It would be a miraculous occurrence for all the Children of Israel (the Jewish people) to join our voices in unison and together agree, wouldn’t it?…   נעשה ונשמע  “all that Hashem has spoken we will do and (afterward) we will understand (Ex 24:7).” It is difficult for me to imagine our “stiff-necked people” agreeing on anything, let alone unanimously deciding to follow the commands. These are the same people who were not really impressed with the plagues or the splitting of the sea. We are the people who challenge God, who struggle and wrestle with God; we are not generally the people who submit to God. We are people with abundant chutzpah. And yet, our people all experienced revelation together at Sinai and we bound ourselves to that instruction - to Torah. 


Now you might say that we bound ourselves to Torah because, as the Midrash explains, Hashem threatened to drop the mountain on us and crush us if we refused to agree. Perhaps, but the passage I quoted comes later, after that Sinai experience. Rashi quoting the Mekhilta d’Rabbi Yishmael explains that after Mount Sinai Moses read from “the beginning of Genesis through the giving of the Torah” and the people gave their response נעשה ונשמע “all the Hashem has spoken we will do and (afterward) we will understand.”

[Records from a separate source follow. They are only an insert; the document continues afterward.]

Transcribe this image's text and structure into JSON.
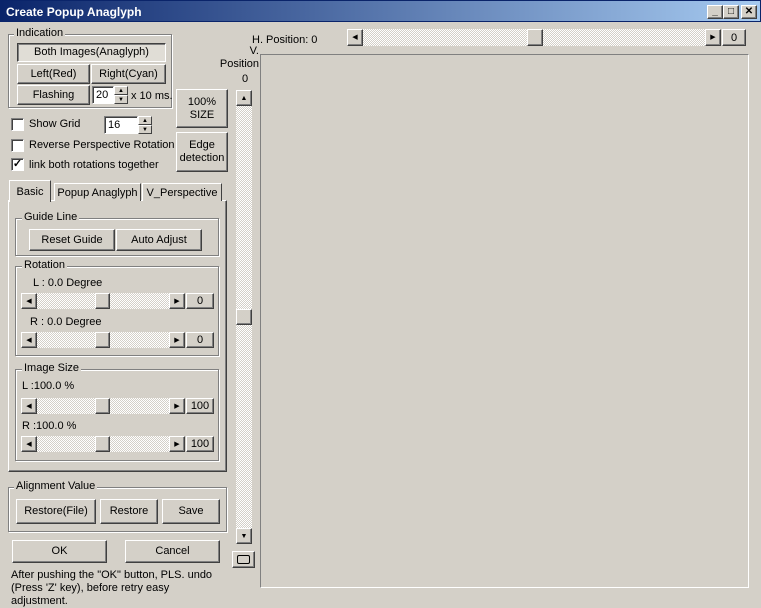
{
  "window": {
    "title": "Create Popup Anaglyph",
    "minimize_glyph": "_",
    "maximize_glyph": "□",
    "close_glyph": "✕"
  },
  "indication": {
    "label": "Indication",
    "both_images": "Both Images(Anaglyph)",
    "left_red": "Left(Red)",
    "right_cyan": "Right(Cyan)",
    "flashing": "Flashing",
    "flash_interval": "20",
    "flash_unit": "x 10 ms."
  },
  "buttons": {
    "size_100": "100% SIZE",
    "edge_detection": "Edge detection",
    "ok": "OK",
    "cancel": "Cancel"
  },
  "options": {
    "show_grid": "Show Grid",
    "show_grid_checked": false,
    "grid_size": "16",
    "reverse_rotation": "Reverse Perspective Rotation",
    "reverse_rotation_checked": false,
    "link_rotations": "link both rotations together",
    "link_rotations_checked": true
  },
  "tabs": [
    "Basic",
    "Popup Anaglyph",
    "V_Perspective"
  ],
  "guide_line": {
    "label": "Guide Line",
    "reset": "Reset Guide",
    "auto_adjust": "Auto Adjust"
  },
  "rotation": {
    "label": "Rotation",
    "left_label": "L : 0.0 Degree",
    "left_value": "0",
    "right_label": "R : 0.0 Degree",
    "right_value": "0"
  },
  "image_size": {
    "label": "Image Size",
    "left_label": "L :100.0 %",
    "left_value": "100",
    "right_label": "R :100.0 %",
    "right_value": "100"
  },
  "alignment": {
    "label": "Alignment Value",
    "restore_file": "Restore(File)",
    "restore": "Restore",
    "save": "Save"
  },
  "position": {
    "h_label": "H. Position:  0",
    "h_value": "0",
    "v_label": "V. Position",
    "v_value": "0"
  },
  "footer_note": "After pushing the \"OK\" button, PLS. undo (Press 'Z' key), before retry easy adjustment."
}
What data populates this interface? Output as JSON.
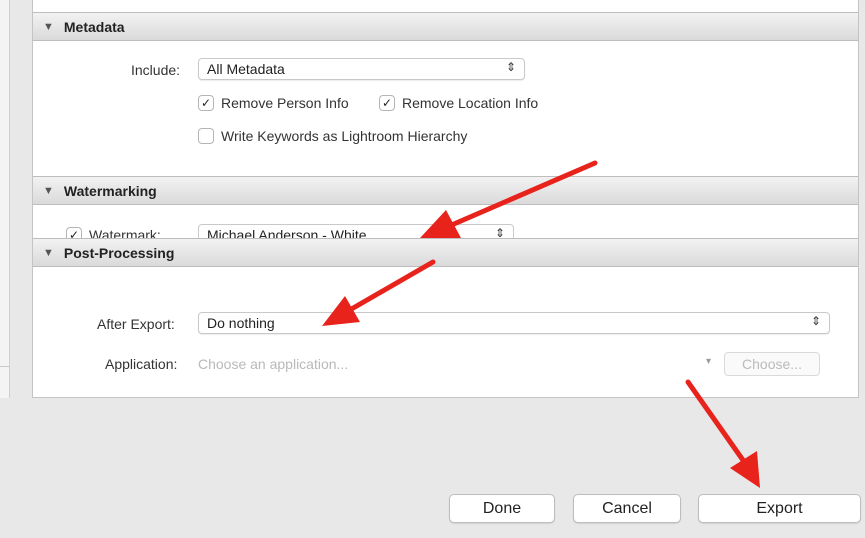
{
  "metadata": {
    "title": "Metadata",
    "include_label": "Include:",
    "include_value": "All Metadata",
    "remove_person": "Remove Person Info",
    "remove_location": "Remove Location Info",
    "write_keywords": "Write Keywords as Lightroom Hierarchy"
  },
  "watermarking": {
    "title": "Watermarking",
    "watermark_label": "Watermark:",
    "watermark_value": "Michael Anderson - White"
  },
  "post_processing": {
    "title": "Post-Processing",
    "after_export_label": "After Export:",
    "after_export_value": "Do nothing",
    "application_label": "Application:",
    "application_placeholder": "Choose an application...",
    "choose_label": "Choose..."
  },
  "footer": {
    "done": "Done",
    "cancel": "Cancel",
    "export": "Export"
  },
  "icons": {
    "triangle": "▼",
    "stepper": "⌃⌄",
    "checkmark": "✓",
    "caret": "▾"
  },
  "colors": {
    "annotation_arrow": "#e8231c"
  }
}
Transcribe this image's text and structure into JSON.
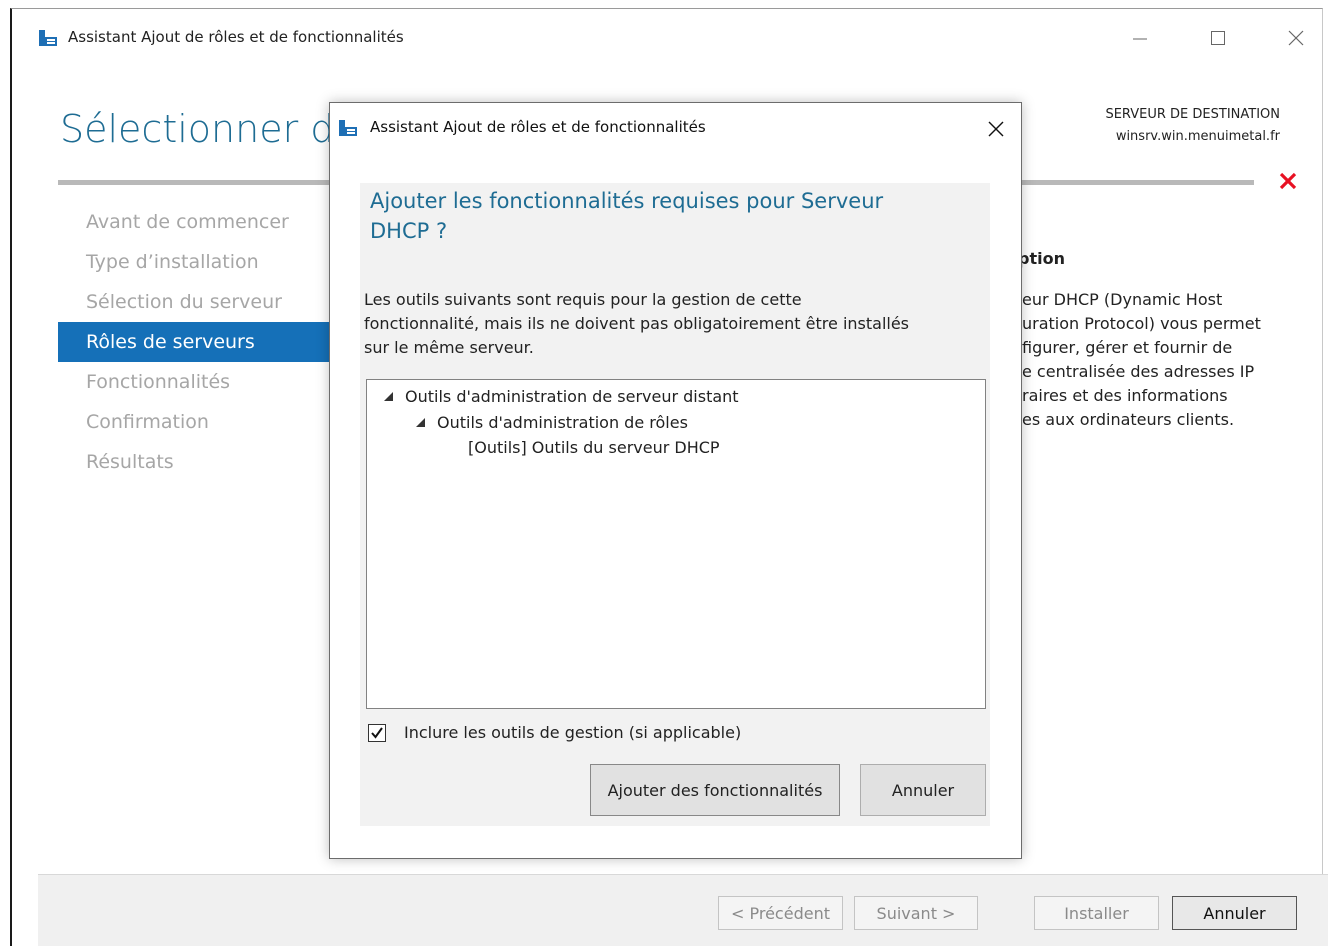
{
  "main_window": {
    "title": "Assistant Ajout de rôles et de fonctionnalités",
    "page_title": "Sélectionner des",
    "destination_label": "SERVEUR DE DESTINATION",
    "destination_server": "winsrv.win.menuimetal.fr",
    "nav_items": [
      {
        "label": "Avant de commencer",
        "state": "disabled"
      },
      {
        "label": "Type d’installation",
        "state": "disabled"
      },
      {
        "label": "Sélection du serveur",
        "state": "disabled"
      },
      {
        "label": "Rôles de serveurs",
        "state": "active"
      },
      {
        "label": "Fonctionnalités",
        "state": "disabled"
      },
      {
        "label": "Confirmation",
        "state": "disabled"
      },
      {
        "label": "Résultats",
        "state": "disabled"
      }
    ],
    "description_header": "ption",
    "description_lines": [
      "eur DHCP (Dynamic Host",
      "uration Protocol) vous permet",
      "figurer, gérer et fournir de",
      "e centralisée des adresses IP",
      "raires et des informations",
      "es aux ordinateurs clients."
    ],
    "buttons": {
      "previous": "< Précédent",
      "next": "Suivant >",
      "install": "Installer",
      "cancel": "Annuler"
    },
    "icons": {
      "app": "server-manager-icon",
      "minimize": "minimize-icon",
      "maximize": "maximize-icon",
      "close": "close-icon",
      "error": "error-x-icon"
    }
  },
  "dialog": {
    "title": "Assistant Ajout de rôles et de fonctionnalités",
    "heading_line1": "Ajouter les fonctionnalités requises pour Serveur",
    "heading_line2": "DHCP ?",
    "body_line1": "Les outils suivants sont requis pour la gestion de cette",
    "body_line2": "fonctionnalité, mais ils ne doivent pas obligatoirement être installés",
    "body_line3": "sur le même serveur.",
    "tree": [
      {
        "label": "Outils d'administration de serveur distant",
        "level": 0,
        "expanded": true
      },
      {
        "label": "Outils d'administration de rôles",
        "level": 1,
        "expanded": true
      },
      {
        "label": "[Outils] Outils du serveur DHCP",
        "level": 2
      }
    ],
    "checkbox_label": "Inclure les outils de gestion (si applicable)",
    "checkbox_checked": true,
    "add_button": "Ajouter des fonctionnalités",
    "cancel_button": "Annuler"
  },
  "colors": {
    "accent": "#1e6c93",
    "nav_active": "#1570b8",
    "error": "#e81123"
  }
}
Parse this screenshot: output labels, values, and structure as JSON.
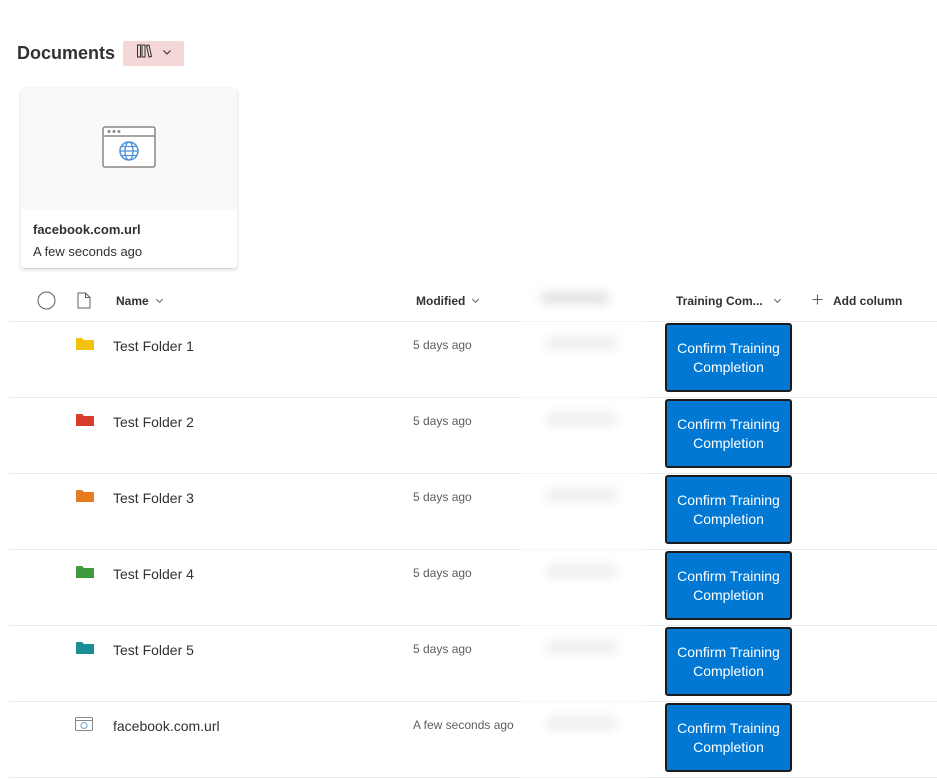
{
  "header": {
    "title": "Documents",
    "view_icon": "library-icon"
  },
  "tile": {
    "name": "facebook.com.url",
    "date": "A few seconds ago",
    "icon": "web-link-icon"
  },
  "columns": {
    "name": "Name",
    "modified": "Modified",
    "training": "Training Com...",
    "add": "Add column"
  },
  "rows": [
    {
      "name": "Test Folder 1",
      "modified": "5 days ago",
      "icon": "folder-icon",
      "color": "#f2c20c",
      "action": "Confirm Training Completion"
    },
    {
      "name": "Test Folder 2",
      "modified": "5 days ago",
      "icon": "folder-icon",
      "color": "#d83b2b",
      "action": "Confirm Training Completion"
    },
    {
      "name": "Test Folder 3",
      "modified": "5 days ago",
      "icon": "folder-icon",
      "color": "#ea7a20",
      "action": "Confirm Training Completion"
    },
    {
      "name": "Test Folder 4",
      "modified": "5 days ago",
      "icon": "folder-icon",
      "color": "#3c9a3c",
      "action": "Confirm Training Completion"
    },
    {
      "name": "Test Folder 5",
      "modified": "5 days ago",
      "icon": "folder-icon",
      "color": "#1a8f95",
      "action": "Confirm Training Completion"
    },
    {
      "name": "facebook.com.url",
      "modified": "A few seconds ago",
      "icon": "web-link-icon",
      "color": "#6ba5dc",
      "action": "Confirm Training Completion"
    }
  ]
}
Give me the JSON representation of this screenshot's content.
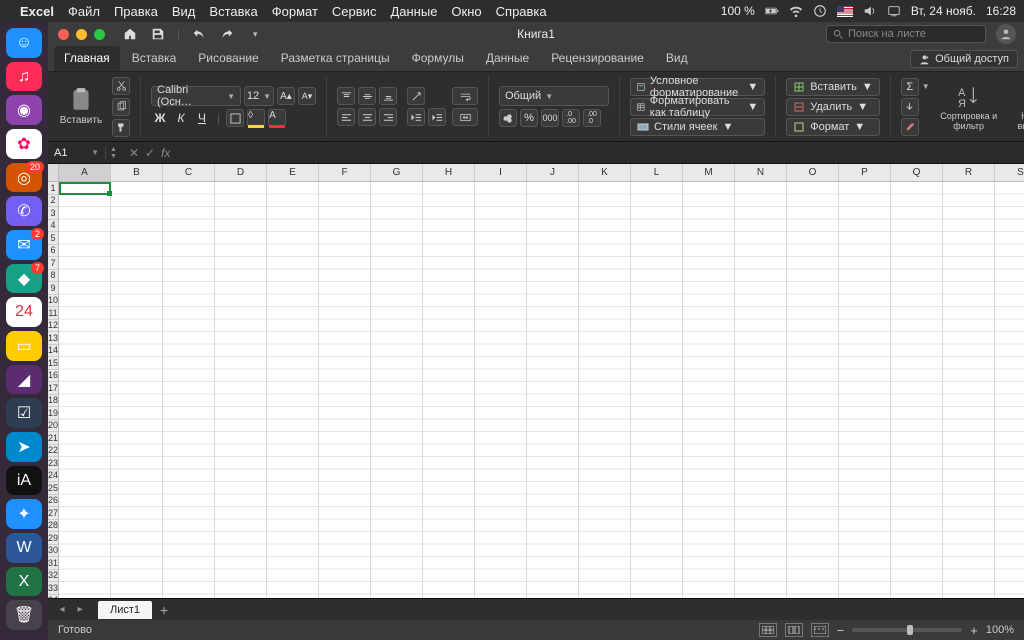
{
  "menubar": {
    "app": "Excel",
    "items": [
      "Файл",
      "Правка",
      "Вид",
      "Вставка",
      "Формат",
      "Сервис",
      "Данные",
      "Окно",
      "Справка"
    ],
    "battery": "100 %",
    "date": "Вт, 24 нояб.",
    "time": "16:28"
  },
  "dock": {
    "apps": [
      {
        "name": "finder",
        "bg": "#1e90ff",
        "glyph": "☺"
      },
      {
        "name": "music",
        "bg": "#ff2d55",
        "glyph": "♫"
      },
      {
        "name": "podcasts",
        "bg": "#8e44ad",
        "glyph": "◉"
      },
      {
        "name": "photos",
        "bg": "#ffffff",
        "glyph": "✿",
        "fg": "#f06"
      },
      {
        "name": "app-red",
        "bg": "#d35400",
        "glyph": "◎",
        "badge": "20"
      },
      {
        "name": "viber",
        "bg": "#7360f2",
        "glyph": "✆"
      },
      {
        "name": "mail",
        "bg": "#1e90ff",
        "glyph": "✉",
        "badge": "2"
      },
      {
        "name": "app-teal",
        "bg": "#16a085",
        "glyph": "◆",
        "badge": "7"
      },
      {
        "name": "calendar",
        "bg": "#ffffff",
        "glyph": "24",
        "fg": "#d33"
      },
      {
        "name": "notes",
        "bg": "#ffcc00",
        "glyph": "▭"
      },
      {
        "name": "affinity",
        "bg": "#5b2c6f",
        "glyph": "◢"
      },
      {
        "name": "todo",
        "bg": "#2c3e50",
        "glyph": "☑"
      },
      {
        "name": "telegram",
        "bg": "#0088cc",
        "glyph": "➤"
      },
      {
        "name": "ia-writer",
        "bg": "#111",
        "glyph": "iA"
      },
      {
        "name": "safari",
        "bg": "#1e90ff",
        "glyph": "✦"
      },
      {
        "name": "word",
        "bg": "#2b579a",
        "glyph": "W"
      },
      {
        "name": "excel",
        "bg": "#217346",
        "glyph": "X"
      }
    ]
  },
  "window": {
    "title": "Книга1",
    "search_placeholder": "Поиск на листе",
    "share_label": "Общий доступ"
  },
  "ribbon": {
    "tabs": [
      "Главная",
      "Вставка",
      "Рисование",
      "Разметка страницы",
      "Формулы",
      "Данные",
      "Рецензирование",
      "Вид"
    ],
    "active_tab": 0,
    "paste_label": "Вставить",
    "font_name": "Calibri (Осн…",
    "font_size": "12",
    "bold": "Ж",
    "italic": "К",
    "underline": "Ч",
    "number_format": "Общий",
    "dec_btns": [
      ".0",
      ".00"
    ],
    "cf_label": "Условное форматирование",
    "fat_label": "Форматировать как таблицу",
    "cs_label": "Стили ячеек",
    "insert_label": "Вставить",
    "delete_label": "Удалить",
    "format_label": "Формат",
    "sort_label": "Сортировка и фильтр",
    "find_label": "Найти и выделить"
  },
  "formula": {
    "cell_ref": "A1",
    "fx": "fx",
    "value": ""
  },
  "grid": {
    "columns": [
      "A",
      "B",
      "C",
      "D",
      "E",
      "F",
      "G",
      "H",
      "I",
      "J",
      "K",
      "L",
      "M",
      "N",
      "O",
      "P",
      "Q",
      "R",
      "S"
    ],
    "row_count": 35,
    "selected": "A1"
  },
  "sheets": {
    "active": "Лист1"
  },
  "status": {
    "ready": "Готово",
    "zoom": "100%"
  }
}
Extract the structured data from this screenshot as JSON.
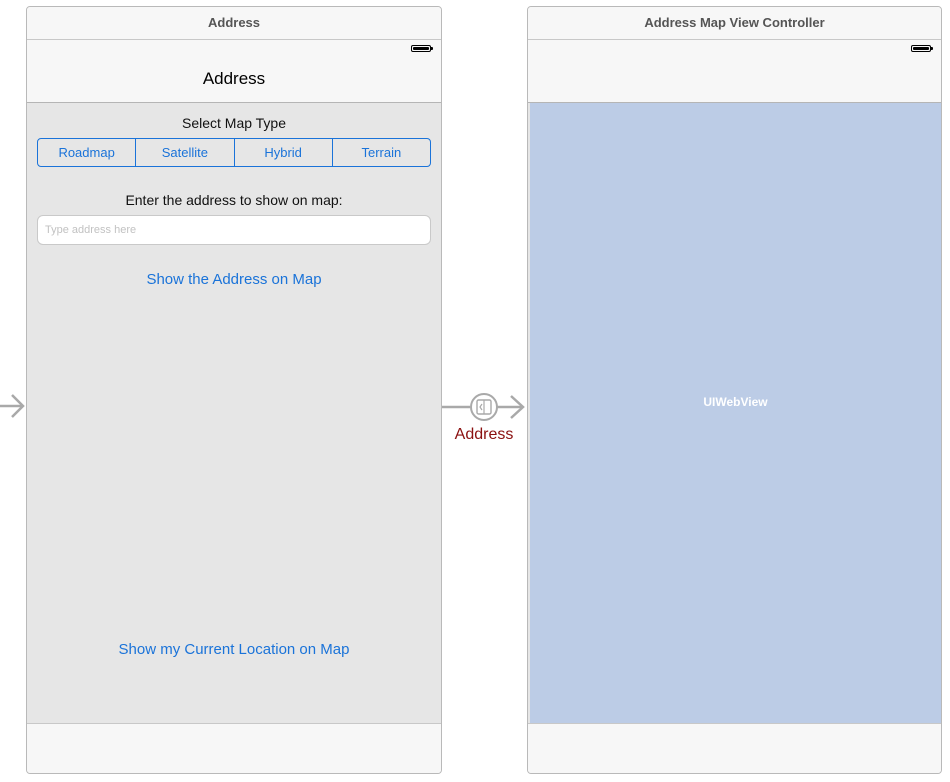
{
  "scenes": {
    "address": {
      "title": "Address",
      "nav_title": "Address",
      "select_map_type_label": "Select Map Type",
      "map_types": [
        "Roadmap",
        "Satellite",
        "Hybrid",
        "Terrain"
      ],
      "address_prompt": "Enter the address to show on map:",
      "address_placeholder": "Type address here",
      "address_value": "",
      "show_address_button": "Show the Address on Map",
      "show_location_button": "Show my Current Location on Map"
    },
    "map": {
      "title": "Address Map View Controller",
      "web_view_label": "UIWebView"
    }
  },
  "segue": {
    "label": "Address",
    "icon": "segue-push-icon"
  },
  "entry": {
    "icon": "initial-view-controller-arrow-icon"
  },
  "colors": {
    "tint": "#1a73d9",
    "segue_label": "#8b1010",
    "web_view_bg": "#bccce6",
    "content_bg": "#e6e6e6"
  }
}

Could it be that this simple response נעשה ונשמע was a prophetic statement? If not prophecy it is clear to me that doing, then understanding describes a healthy phenomenon. If you want to feel God and align with Divine Energy a moving way to do so is through action. 


I am currently finding myself enamored with the writings of Abraham Joshua Heschel. We are using Dr. Heschel’s essays found in the book Moral Grandeur and Spiritual Audacity as a springboard for discussion in our Monday afternoon class called Thinking Jewishly (I invite you to join us at 1 p.m. on Mondays). We came across a pertinent thought on נעשה ונשמע from Heschel’s perspective last week which really gets to the heart of the issue:


“What is the Jewish way to God? It is not a way of ascending the ladder of speculation. Our understanding of God is not the triumphant outcome of an assault upon the riddles of the universe or a donation we receive in return for intellectual surrender. Our understanding comes by the way of mitzvah. By living as Jews we attain our faith as Jews. We do not have faith in deeds; we attain faith through deeds.”


Heschel is telling us if you are unsure or troubled even by the idea of God, that’s expected! Do mitzvot and later the idea of God in the Universe will make sense. Faith and understanding come through action. Another opportunity to feel God: Kindle flames each Friday before Shabbat comes in and a few months later the need for Shabbat will probably become clearer. If you feed the hungry regularly, after a while you will see that God is using you to make a difference. Place the leather straps of tefillin on your arm and head each weekday morning and six months later I bet you will see that in general, your patience has increased and so has your ability to overcome challenges. You will feel the presence of our Creator in your life. Start giving 10% of the money that comes into your hands to worthy causes, before you use the rest for your needs. After a few months, you may feel that Hashem is directing you to do so. 


You and I will not be able to fully return to the 3,000 year plus communal jubilation at Mount Sinai. We will not be able to hear our leader and teacher Moshe Rabbeinu present us with a summary of Sinai, a reminder of our obligation to live Godly. I would be shocked if all of us Jews started agreeing on anything these days. But, I can tell you with absolute certainty that Heschel was right, “A Jew is asked to take a leap of action rather than a leap of thought.” Because “in doing we perceive.” In doing we become partners with Hashem. In doing, we change our hearts, and we start to feel God’s presence everywhere.

Thu, December 2 2021 28 Kislev 5782